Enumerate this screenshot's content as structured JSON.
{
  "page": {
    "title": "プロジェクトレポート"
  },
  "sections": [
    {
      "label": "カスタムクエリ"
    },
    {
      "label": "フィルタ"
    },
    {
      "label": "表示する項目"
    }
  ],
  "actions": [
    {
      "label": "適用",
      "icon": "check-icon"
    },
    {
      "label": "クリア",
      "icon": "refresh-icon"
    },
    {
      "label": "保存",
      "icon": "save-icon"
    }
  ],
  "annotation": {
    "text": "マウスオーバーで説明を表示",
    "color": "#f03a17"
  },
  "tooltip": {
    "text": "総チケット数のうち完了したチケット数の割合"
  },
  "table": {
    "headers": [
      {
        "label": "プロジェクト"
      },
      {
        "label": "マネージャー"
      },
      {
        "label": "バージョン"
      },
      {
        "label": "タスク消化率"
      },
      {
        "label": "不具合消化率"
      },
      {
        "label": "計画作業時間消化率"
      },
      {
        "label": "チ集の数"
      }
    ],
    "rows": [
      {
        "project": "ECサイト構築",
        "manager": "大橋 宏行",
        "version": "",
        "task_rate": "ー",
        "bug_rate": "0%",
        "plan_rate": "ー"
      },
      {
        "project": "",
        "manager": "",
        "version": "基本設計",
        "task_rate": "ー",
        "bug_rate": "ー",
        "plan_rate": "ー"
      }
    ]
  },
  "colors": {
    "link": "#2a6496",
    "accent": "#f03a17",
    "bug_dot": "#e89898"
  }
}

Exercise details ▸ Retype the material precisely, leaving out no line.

Exercise output ▸
Enumerate this screenshot's content as structured JSON.
{
  "page": {
    "title": "プロジェクトレポート"
  },
  "sections": [
    {
      "label": "カスタムクエリ"
    },
    {
      "label": "フィルタ"
    },
    {
      "label": "表示する項目"
    }
  ],
  "actions": [
    {
      "label": "適用",
      "icon": "check-icon"
    },
    {
      "label": "クリア",
      "icon": "refresh-icon"
    },
    {
      "label": "保存",
      "icon": "save-icon"
    }
  ],
  "annotation": {
    "text": "マウスオーバーで説明を表示",
    "color": "#f03a17"
  },
  "tooltip": {
    "text": "総チケット数のうち完了したチケット数の割合"
  },
  "table": {
    "headers": [
      {
        "label": "プロジェクト"
      },
      {
        "label": "マネージャー"
      },
      {
        "label": "バージョン"
      },
      {
        "label": "タスク消化率"
      },
      {
        "label": "不具合消化率"
      },
      {
        "label": "計画作業時間消化率"
      },
      {
        "label": "チ集の数"
      }
    ],
    "rows": [
      {
        "project": "ECサイト構築",
        "manager": "大橋 宏行",
        "version": "",
        "task_rate": "ー",
        "bug_rate": "0%",
        "plan_rate": "ー"
      },
      {
        "project": "",
        "manager": "",
        "version": "基本設計",
        "task_rate": "ー",
        "bug_rate": "ー",
        "plan_rate": "ー"
      }
    ]
  },
  "colors": {
    "link": "#2a6496",
    "accent": "#f03a17",
    "bug_dot": "#e89898"
  }
}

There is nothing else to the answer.